'Koh-i-Noor' diamond was not 'stolen', but gifted to Britishers: Centre tells SC

In a move which is likely to thwart attempts to bring back 'Koh-i-Noor' from the United Kingdom, the Centre on Monday informed the Supreme Court that the priceless diamond was not stolen by the Britishers but it was gifted to them by the erstwhile ruler of Punjab.

Updated: Apr 19, 2016, 00:56 AM IST
Play'Koh-i-Noor' diamond was not 'stolen', but gifted to Britishers: Centre tells SC

New Delhi: In a move which is likely to thwart attempts to bring back 'Koh-i-Noor' from the United Kingdom, the Centre on Monday informed the Supreme Court that the priceless diamond was not stolen by the Britishers but it was gifted to them by the erstwhile ruler of Punjab.

In a submission made today, the Solicitor General appearing on behalf of the Centre told the apex court that 'Koh-i-Noor' was not stolen by the British, but it was gifted by Maharaja Ranjit Singh to the East India Company.

The Solicitor General told the apex court that India should not claim 'Koh-i-Noor' as it was neither stolen nor 'forcibly' taken away.

It is the stand of the Culture Ministry and Ministry of External Affairs is also a party and a response is yet to come from them, the Solicitor General told the apex court.

The apex court then asked the Centre to file a detailed reply within six weeks.

The Centre’s reply came after the SC had last week asked it to clarify its stand on a Public Interest Litigation (PIL) seeking return of the crown jewel to the country.

Meanwhile, Nafis Ahmad Siddiqi, the petitioner in the Kohinoor case, the priceless diamond was not gifted to the Britishers. They (Centre) have put in false facts on how it went to London.

'Koh-i-Noor' is the largest colourless diamond that was mined near Guntur in Andhra Pradesh in India in the 13th century.

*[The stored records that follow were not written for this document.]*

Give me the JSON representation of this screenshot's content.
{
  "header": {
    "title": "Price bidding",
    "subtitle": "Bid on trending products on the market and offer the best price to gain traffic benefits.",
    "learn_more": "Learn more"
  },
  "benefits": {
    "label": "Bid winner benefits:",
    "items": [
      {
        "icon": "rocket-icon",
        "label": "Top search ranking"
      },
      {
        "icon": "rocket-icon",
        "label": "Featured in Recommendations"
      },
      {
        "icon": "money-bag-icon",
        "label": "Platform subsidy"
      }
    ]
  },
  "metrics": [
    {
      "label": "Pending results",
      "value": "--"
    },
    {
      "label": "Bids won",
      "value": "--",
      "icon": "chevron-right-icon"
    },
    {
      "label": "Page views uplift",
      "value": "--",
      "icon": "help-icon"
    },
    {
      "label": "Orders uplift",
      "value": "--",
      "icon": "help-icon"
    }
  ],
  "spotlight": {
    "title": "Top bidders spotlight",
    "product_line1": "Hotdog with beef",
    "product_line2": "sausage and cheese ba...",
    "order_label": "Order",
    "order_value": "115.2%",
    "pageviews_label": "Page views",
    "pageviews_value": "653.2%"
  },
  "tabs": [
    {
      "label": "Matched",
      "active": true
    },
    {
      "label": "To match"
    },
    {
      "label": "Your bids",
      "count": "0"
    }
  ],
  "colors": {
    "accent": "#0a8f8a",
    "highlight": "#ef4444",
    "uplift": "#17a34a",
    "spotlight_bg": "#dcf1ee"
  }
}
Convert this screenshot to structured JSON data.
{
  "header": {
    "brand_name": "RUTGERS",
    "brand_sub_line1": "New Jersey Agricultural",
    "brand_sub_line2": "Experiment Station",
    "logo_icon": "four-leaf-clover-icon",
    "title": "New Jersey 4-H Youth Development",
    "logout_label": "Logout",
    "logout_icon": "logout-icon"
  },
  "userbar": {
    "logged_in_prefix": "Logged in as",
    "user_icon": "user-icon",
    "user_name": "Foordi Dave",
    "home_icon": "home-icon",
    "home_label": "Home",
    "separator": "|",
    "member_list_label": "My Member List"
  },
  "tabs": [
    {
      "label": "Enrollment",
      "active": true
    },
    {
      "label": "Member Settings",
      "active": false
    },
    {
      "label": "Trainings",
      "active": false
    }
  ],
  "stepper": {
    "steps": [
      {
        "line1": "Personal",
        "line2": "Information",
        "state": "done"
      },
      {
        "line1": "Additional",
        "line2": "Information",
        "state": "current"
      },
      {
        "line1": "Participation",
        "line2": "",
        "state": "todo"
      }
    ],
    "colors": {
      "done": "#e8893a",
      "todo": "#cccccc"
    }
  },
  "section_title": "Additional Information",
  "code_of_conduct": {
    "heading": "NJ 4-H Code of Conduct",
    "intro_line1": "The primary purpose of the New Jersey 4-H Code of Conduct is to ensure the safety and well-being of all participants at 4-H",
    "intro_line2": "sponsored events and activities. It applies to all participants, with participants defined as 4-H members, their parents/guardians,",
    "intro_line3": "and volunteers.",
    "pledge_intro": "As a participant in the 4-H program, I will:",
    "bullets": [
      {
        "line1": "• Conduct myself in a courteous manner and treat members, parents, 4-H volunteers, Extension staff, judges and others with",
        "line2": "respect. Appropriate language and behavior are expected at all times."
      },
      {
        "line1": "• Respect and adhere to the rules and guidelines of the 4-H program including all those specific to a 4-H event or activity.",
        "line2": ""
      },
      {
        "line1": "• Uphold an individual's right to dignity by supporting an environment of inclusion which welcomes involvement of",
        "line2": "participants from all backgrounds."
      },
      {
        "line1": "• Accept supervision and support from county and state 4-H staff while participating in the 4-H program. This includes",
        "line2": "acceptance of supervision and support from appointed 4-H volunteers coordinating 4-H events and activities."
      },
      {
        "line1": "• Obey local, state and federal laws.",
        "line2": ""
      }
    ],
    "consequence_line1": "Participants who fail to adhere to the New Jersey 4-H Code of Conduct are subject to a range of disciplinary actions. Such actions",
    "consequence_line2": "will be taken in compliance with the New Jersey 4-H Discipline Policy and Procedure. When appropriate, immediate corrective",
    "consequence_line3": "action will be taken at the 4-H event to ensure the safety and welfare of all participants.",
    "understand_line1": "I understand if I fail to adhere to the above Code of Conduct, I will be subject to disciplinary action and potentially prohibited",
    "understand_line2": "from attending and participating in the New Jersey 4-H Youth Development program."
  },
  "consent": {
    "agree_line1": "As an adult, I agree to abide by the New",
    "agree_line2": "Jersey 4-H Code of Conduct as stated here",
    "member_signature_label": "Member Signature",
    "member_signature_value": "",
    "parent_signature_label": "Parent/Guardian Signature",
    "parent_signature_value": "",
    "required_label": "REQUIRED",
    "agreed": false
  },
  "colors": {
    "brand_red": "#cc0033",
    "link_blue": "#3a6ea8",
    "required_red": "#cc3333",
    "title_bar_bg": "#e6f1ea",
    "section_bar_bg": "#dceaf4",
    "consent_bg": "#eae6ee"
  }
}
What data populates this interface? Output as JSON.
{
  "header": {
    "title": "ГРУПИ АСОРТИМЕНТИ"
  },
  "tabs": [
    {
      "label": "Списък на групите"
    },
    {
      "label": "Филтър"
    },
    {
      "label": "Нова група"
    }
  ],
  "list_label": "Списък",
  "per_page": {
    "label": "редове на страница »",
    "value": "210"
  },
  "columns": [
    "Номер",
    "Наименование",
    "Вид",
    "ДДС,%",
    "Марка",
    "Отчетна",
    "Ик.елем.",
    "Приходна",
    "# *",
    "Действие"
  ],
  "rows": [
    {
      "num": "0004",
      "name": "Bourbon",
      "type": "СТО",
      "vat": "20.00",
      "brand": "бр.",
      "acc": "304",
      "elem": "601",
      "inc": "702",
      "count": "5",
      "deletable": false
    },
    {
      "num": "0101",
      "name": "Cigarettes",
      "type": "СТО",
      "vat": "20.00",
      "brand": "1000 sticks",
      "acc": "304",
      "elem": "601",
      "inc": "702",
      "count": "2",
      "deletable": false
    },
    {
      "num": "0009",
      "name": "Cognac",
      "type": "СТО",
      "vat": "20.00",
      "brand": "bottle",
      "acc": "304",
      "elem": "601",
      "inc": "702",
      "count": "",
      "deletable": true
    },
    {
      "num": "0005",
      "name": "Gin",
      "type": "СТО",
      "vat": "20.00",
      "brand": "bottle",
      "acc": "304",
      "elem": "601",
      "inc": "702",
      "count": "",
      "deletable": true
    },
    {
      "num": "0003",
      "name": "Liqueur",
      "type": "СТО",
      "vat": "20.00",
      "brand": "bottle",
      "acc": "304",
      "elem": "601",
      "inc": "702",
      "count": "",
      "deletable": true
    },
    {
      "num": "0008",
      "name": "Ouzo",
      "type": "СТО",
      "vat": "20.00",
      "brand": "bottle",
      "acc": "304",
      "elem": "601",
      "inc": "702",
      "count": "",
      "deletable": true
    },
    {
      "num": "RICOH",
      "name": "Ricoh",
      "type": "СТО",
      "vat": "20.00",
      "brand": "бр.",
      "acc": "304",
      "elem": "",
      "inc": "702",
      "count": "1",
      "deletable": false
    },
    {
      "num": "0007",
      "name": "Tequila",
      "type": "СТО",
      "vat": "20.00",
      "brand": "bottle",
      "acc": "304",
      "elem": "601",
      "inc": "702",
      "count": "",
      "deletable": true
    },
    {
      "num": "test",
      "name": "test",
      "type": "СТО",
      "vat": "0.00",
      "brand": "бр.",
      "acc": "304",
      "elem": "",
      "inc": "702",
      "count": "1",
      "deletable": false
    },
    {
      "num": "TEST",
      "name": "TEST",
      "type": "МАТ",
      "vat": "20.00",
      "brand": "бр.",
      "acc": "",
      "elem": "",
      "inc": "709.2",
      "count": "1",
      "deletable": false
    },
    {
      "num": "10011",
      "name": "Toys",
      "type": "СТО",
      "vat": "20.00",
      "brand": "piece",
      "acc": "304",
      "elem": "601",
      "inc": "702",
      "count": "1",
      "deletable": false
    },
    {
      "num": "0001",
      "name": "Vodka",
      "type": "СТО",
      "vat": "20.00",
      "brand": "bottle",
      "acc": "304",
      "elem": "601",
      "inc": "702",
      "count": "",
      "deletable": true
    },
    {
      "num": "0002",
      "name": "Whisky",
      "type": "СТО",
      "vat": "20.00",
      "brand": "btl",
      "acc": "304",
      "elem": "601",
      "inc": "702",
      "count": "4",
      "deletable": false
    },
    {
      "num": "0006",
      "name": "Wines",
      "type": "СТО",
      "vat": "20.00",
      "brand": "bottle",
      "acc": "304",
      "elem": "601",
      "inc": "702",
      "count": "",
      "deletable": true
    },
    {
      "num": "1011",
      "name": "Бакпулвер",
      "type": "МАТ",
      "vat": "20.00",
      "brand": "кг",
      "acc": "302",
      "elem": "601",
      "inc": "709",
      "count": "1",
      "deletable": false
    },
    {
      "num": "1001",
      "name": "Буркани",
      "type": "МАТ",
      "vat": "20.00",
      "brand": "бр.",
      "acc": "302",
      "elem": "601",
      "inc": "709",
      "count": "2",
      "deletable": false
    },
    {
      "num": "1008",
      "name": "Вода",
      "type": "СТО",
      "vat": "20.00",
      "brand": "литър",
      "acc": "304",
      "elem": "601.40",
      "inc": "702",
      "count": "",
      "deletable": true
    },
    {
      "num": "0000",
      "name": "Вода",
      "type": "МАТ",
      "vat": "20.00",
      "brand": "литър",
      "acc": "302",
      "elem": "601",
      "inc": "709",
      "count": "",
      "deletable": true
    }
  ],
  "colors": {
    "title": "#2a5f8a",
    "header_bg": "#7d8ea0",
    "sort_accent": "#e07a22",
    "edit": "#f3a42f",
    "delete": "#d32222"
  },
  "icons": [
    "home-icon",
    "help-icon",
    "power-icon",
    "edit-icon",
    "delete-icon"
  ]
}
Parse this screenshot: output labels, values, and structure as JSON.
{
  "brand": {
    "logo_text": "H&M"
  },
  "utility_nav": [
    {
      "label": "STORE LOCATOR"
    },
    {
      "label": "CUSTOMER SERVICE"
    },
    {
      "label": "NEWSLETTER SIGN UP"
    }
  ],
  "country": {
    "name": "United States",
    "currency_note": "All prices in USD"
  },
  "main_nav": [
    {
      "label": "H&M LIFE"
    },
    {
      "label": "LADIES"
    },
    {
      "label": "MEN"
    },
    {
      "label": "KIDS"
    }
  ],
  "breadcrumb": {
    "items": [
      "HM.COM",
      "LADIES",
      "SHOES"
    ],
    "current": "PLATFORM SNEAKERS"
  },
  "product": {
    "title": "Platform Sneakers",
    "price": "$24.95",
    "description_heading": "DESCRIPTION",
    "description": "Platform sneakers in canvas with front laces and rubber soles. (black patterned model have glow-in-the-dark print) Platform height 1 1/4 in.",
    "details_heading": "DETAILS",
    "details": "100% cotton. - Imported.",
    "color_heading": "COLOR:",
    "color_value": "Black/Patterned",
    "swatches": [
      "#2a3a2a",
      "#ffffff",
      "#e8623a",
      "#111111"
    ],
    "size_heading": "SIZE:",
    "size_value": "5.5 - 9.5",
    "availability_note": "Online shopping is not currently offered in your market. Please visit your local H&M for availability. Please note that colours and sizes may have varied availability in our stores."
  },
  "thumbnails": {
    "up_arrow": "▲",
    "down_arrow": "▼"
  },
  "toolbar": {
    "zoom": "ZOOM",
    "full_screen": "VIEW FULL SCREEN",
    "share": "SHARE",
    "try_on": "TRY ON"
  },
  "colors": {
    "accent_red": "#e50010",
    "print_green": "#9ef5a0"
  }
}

The uncut diamond weighed 793 carats and it has been in possession of Queen Victoria since 1849.